The US Centers for Disease Control and Prevention (CDC) claim that restaurant workers who handle food while they are sick play a significant role in causing foodborne illness outbreaks. The study examined 800 outbreaks that occurred in US restaurants between 2017 and 2019 and involved data from 25 state and local health departments. The study found that nearly half of the outbreaks (47%) were attributed to norovirus, a highly contagious pathogen known for causing vomiting and diarrhea. Salmonella, which leads to diarrheal illnesses and other symptoms, was responsible for 19% of the outbreaks. According to the study, about 41% of the restaurant-related outbreaks were linked to workers handling and contaminating food while they were ill. While many restaurants had policies in place to prevent sick staff from working, less than half (44%) offered paid sick leave. The researchers suggest that expanding access to paid sick leave for restaurant workers could discourage them from working while ill by ensuring their financial security.
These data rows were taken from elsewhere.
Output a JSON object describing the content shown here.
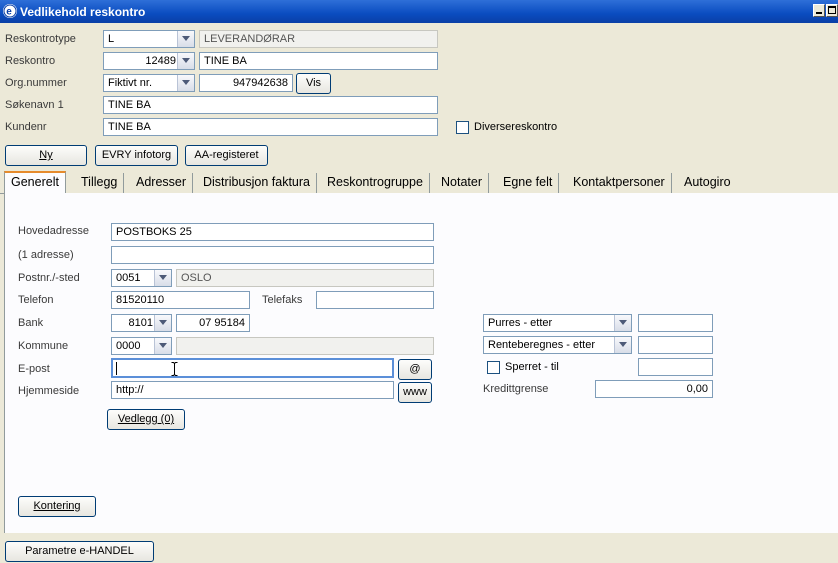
{
  "window": {
    "title": "Vedlikehold reskontro"
  },
  "header": {
    "reskontrotype": {
      "label": "Reskontrotype",
      "value": "L",
      "description": "LEVERANDØRAR"
    },
    "reskontro": {
      "label": "Reskontro",
      "value": "12489",
      "name": "TINE BA"
    },
    "orgnummer": {
      "label": "Org.nummer",
      "type_value": "Fiktivt nr.",
      "value": "947942638",
      "vis_button": "Vis"
    },
    "sokenavn": {
      "label": "Søkenavn 1",
      "value": "TINE BA"
    },
    "kundenr": {
      "label": "Kundenr",
      "value": "TINE BA"
    },
    "diverse_checkbox": {
      "label": "Diversereskontro",
      "checked": false
    }
  },
  "toolbar": {
    "ny": "Ny",
    "evry": "EVRY infotorg",
    "aa": "AA-registeret"
  },
  "tabs": [
    {
      "label": "Generelt",
      "active": true
    },
    {
      "label": "Tillegg"
    },
    {
      "label": "Adresser"
    },
    {
      "label": "Distribusjon faktura"
    },
    {
      "label": "Reskontrogruppe"
    },
    {
      "label": "Notater"
    },
    {
      "label": "Egne felt"
    },
    {
      "label": "Kontaktpersoner"
    },
    {
      "label": "Autogiro"
    }
  ],
  "general": {
    "hovedadresse": {
      "label": "Hovedadresse",
      "value": "POSTBOKS 25"
    },
    "adresse1": {
      "label": "(1 adresse)",
      "value": ""
    },
    "postnr": {
      "label": "Postnr./-sted",
      "value": "0051",
      "sted": "OSLO"
    },
    "telefon": {
      "label": "Telefon",
      "value": "81520110"
    },
    "telefaks": {
      "label": "Telefaks",
      "value": ""
    },
    "bank": {
      "label": "Bank",
      "value": "8101",
      "konto": "07 95184"
    },
    "kommune": {
      "label": "Kommune",
      "value": "0000",
      "name": ""
    },
    "epost": {
      "label": "E-post",
      "value": "",
      "at_button": "@"
    },
    "hjemmeside": {
      "label": "Hjemmeside",
      "value": "http://",
      "www_button": "www"
    },
    "vedlegg_button": "Vedlegg (0)",
    "purres": {
      "value": "Purres - etter",
      "field": ""
    },
    "renteberegnes": {
      "value": "Renteberegnes - etter",
      "field": ""
    },
    "sperret": {
      "label": "Sperret  -  til",
      "checked": false,
      "field": ""
    },
    "kredittgrense": {
      "label": "Kredittgrense",
      "value": "0,00"
    },
    "kontering_button": "Kontering"
  },
  "footer": {
    "parametre_button": "Parametre e-HANDEL"
  }
}
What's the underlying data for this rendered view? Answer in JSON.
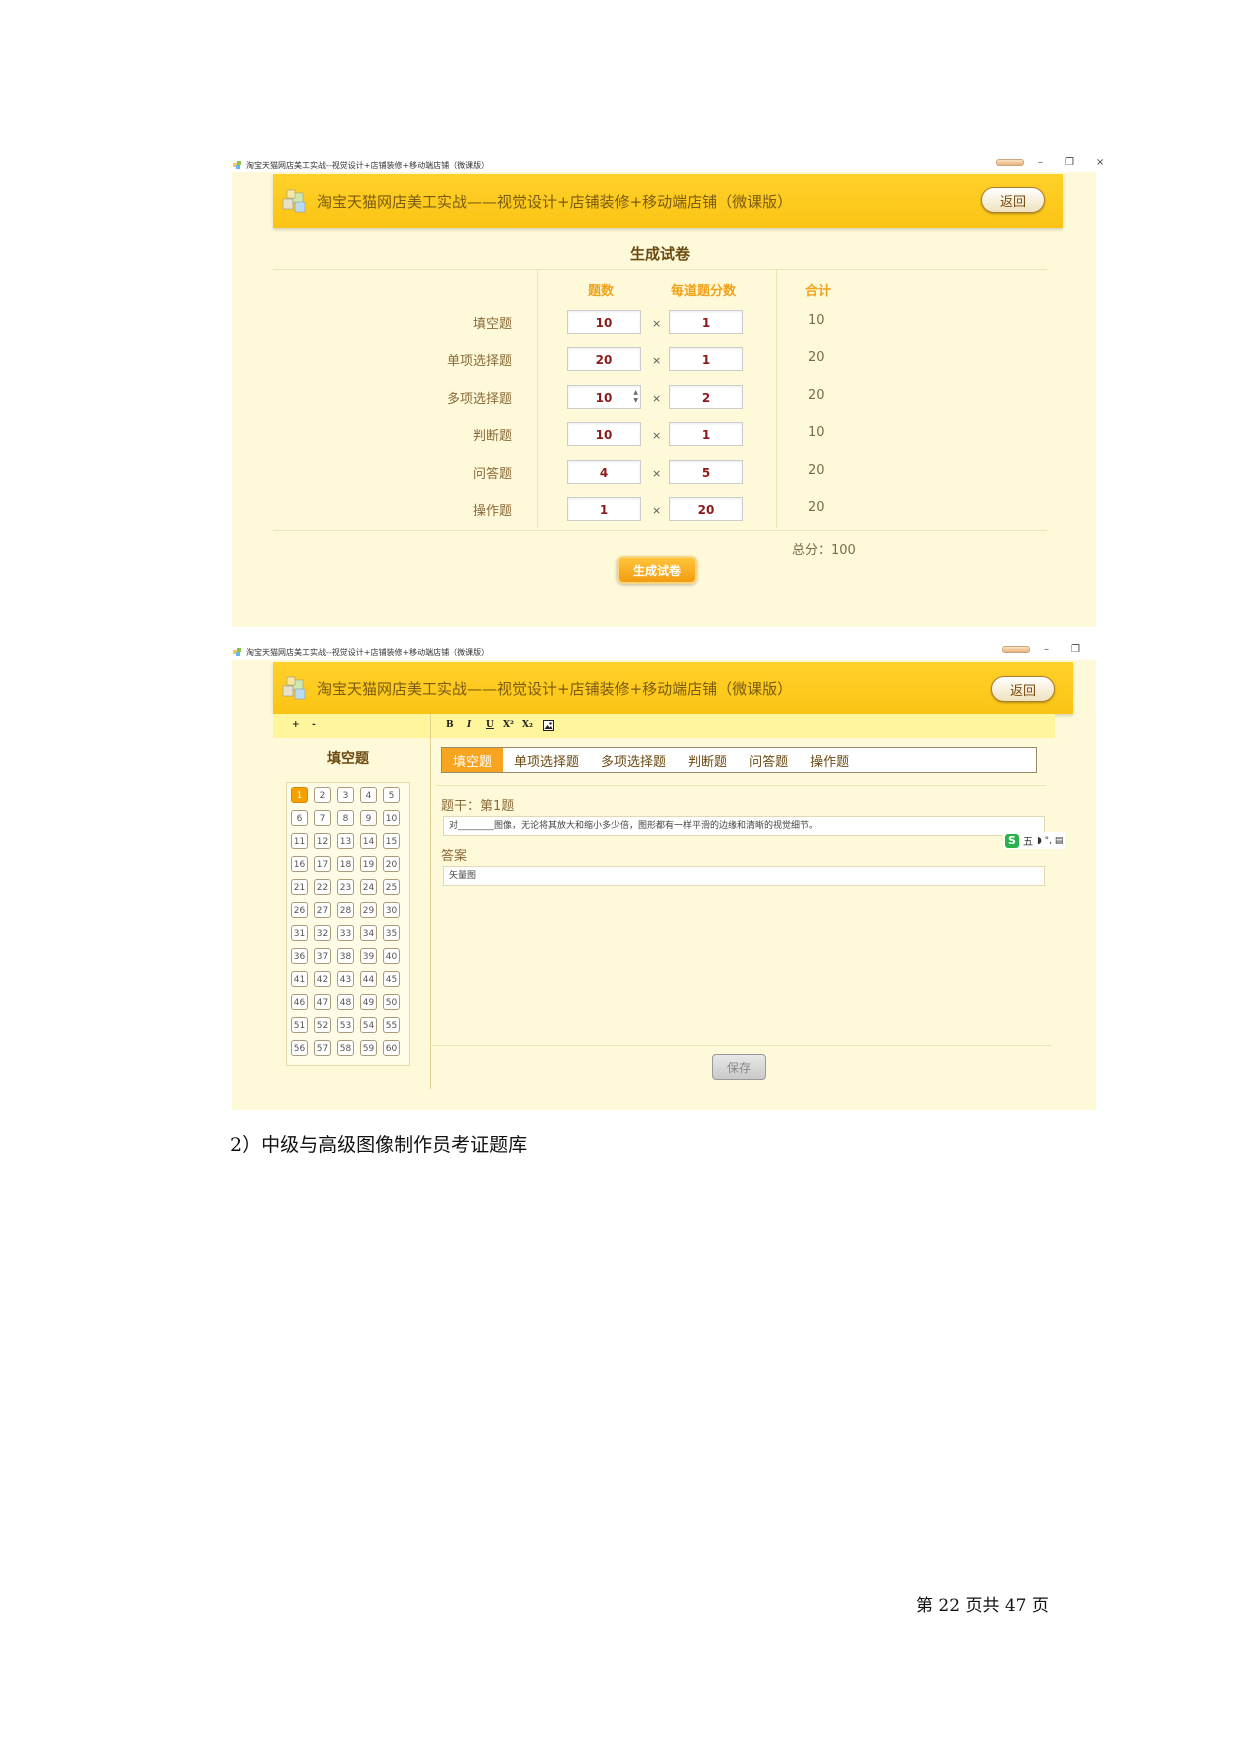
{
  "window_title": "淘宝天猫网店美工实战--视觉设计+店铺装修+移动端店铺（微课版）",
  "app_title": "淘宝天猫网店美工实战——视觉设计+店铺装修+移动端店铺（微课版）",
  "back_label": "返回",
  "window_controls": {
    "minimize": "–",
    "maximize": "❐",
    "close": "×"
  },
  "exam": {
    "title": "生成试卷",
    "headers": {
      "count": "题数",
      "score": "每道题分数",
      "total": "合计"
    },
    "times_symbol": "×",
    "rows": [
      {
        "label": "填空题",
        "count": "10",
        "score": "1",
        "total": "10"
      },
      {
        "label": "单项选择题",
        "count": "20",
        "score": "1",
        "total": "20"
      },
      {
        "label": "多项选择题",
        "count": "10",
        "score": "2",
        "total": "20"
      },
      {
        "label": "判断题",
        "count": "10",
        "score": "1",
        "total": "10"
      },
      {
        "label": "问答题",
        "count": "4",
        "score": "5",
        "total": "20"
      },
      {
        "label": "操作题",
        "count": "1",
        "score": "20",
        "total": "20"
      }
    ],
    "total_score": "总分：100",
    "generate_label": "生成试卷"
  },
  "editor": {
    "zoom_in": "+",
    "zoom_out": "-",
    "toolbar": {
      "bold": "B",
      "italic": "I",
      "underline": "U",
      "superscript": "X²",
      "subscript": "X₂"
    },
    "panel_title": "填空题",
    "tabs": [
      "填空题",
      "单项选择题",
      "多项选择题",
      "判断题",
      "问答题",
      "操作题"
    ],
    "active_tab": 0,
    "question_numbers": [
      "1",
      "2",
      "3",
      "4",
      "5",
      "6",
      "7",
      "8",
      "9",
      "10",
      "11",
      "12",
      "13",
      "14",
      "15",
      "16",
      "17",
      "18",
      "19",
      "20",
      "21",
      "22",
      "23",
      "24",
      "25",
      "26",
      "27",
      "28",
      "29",
      "30",
      "31",
      "32",
      "33",
      "34",
      "35",
      "36",
      "37",
      "38",
      "39",
      "40",
      "41",
      "42",
      "43",
      "44",
      "45",
      "46",
      "47",
      "48",
      "49",
      "50",
      "51",
      "52",
      "53",
      "54",
      "55",
      "56",
      "57",
      "58",
      "59",
      "60"
    ],
    "active_question": 0,
    "stem_label": "题干：第1题",
    "stem_text": "对________图像，无论将其放大和缩小多少倍，图形都有一样平滑的边缘和清晰的视觉细节。",
    "answer_label": "答案",
    "answer_text": "矢量图",
    "save_label": "保存",
    "ime": {
      "logo": "S",
      "mode": "五",
      "extra": "◗ °, ▤"
    }
  },
  "doc": {
    "section_heading": "2）中级与高级图像制作员考证题库",
    "footer": "第 22 页共 47 页"
  }
}
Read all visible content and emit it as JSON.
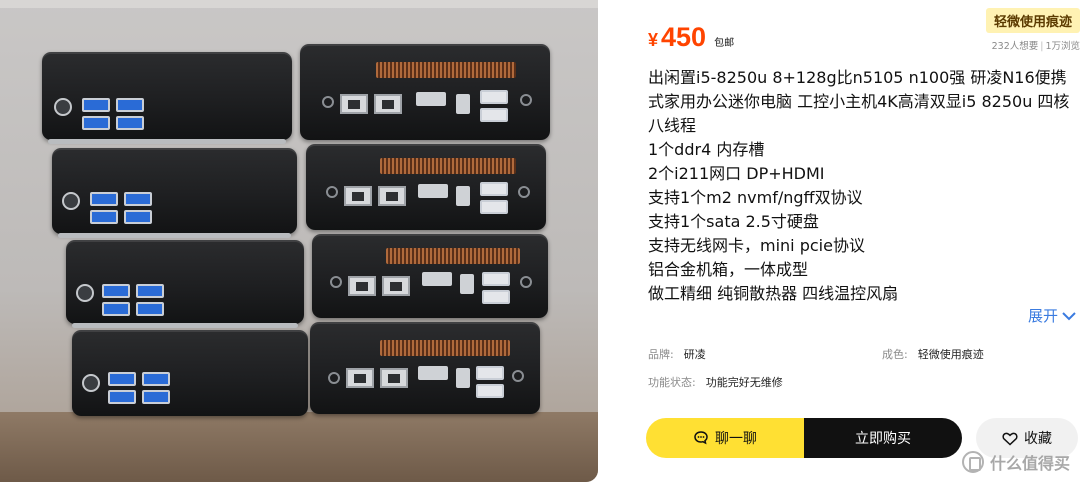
{
  "listing": {
    "currency": "¥",
    "price": "450",
    "shipping": "包邮",
    "condition_badge": "轻微使用痕迹",
    "stats": {
      "wants": "232人想要",
      "views": "1万浏览",
      "separator": "|"
    },
    "description_lines": [
      "出闲置i5-8250u 8+128g比n5105 n100强 研凌N16便携式家用办公迷你电脑 工控小主机4K高清双显i5 8250u 四核八线程",
      "1个ddr4 内存槽",
      "2个i211网口 DP+HDMI",
      "支持1个m2 nvmf/ngff双协议",
      "支持1个sata 2.5寸硬盘",
      "支持无线网卡，mini pcie协议",
      "铝合金机箱，一体成型",
      "做工精细 纯铜散热器 四线温控风扇"
    ],
    "expand_label": "展开",
    "attributes": {
      "brand": {
        "key": "品牌:",
        "value": "研凌"
      },
      "condition": {
        "key": "成色:",
        "value": "轻微使用痕迹"
      },
      "function_state": {
        "key": "功能状态:",
        "value": "功能完好无维修"
      }
    }
  },
  "actions": {
    "chat_label": "聊一聊",
    "buy_label": "立即购买",
    "fav_label": "收藏"
  },
  "watermark": {
    "text": "什么值得买"
  },
  "colors": {
    "price": "#ff4400",
    "chat_button": "#ffe033",
    "buy_button": "#111111",
    "link": "#3a7be0"
  },
  "icons": [
    "chat-bubble-icon",
    "heart-icon",
    "chevron-down-icon"
  ]
}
The study also highlighted communication gaps between restaurants and workers. While most restaurants had written policies requiring staff to inform managers when they were sick and to report specific symptoms, only a small percentage (23%) specified all five symptoms that should prompt someone to stay home from work. The CDC recommends implementing more comprehensive food safety policies to minimize contamination. Bill Marler, an attorney specializing in foodborne illness cases, suggests that hepatitis A vaccinations for restaurant workers could be a proactive measure to prevent outbreaks. Ensuring access to paid sick leave, improving communication between restaurants and workers, and implementing comprehensive food safety policies are crucial steps in reducing foodborne illnesses and protecting both employees and consumers.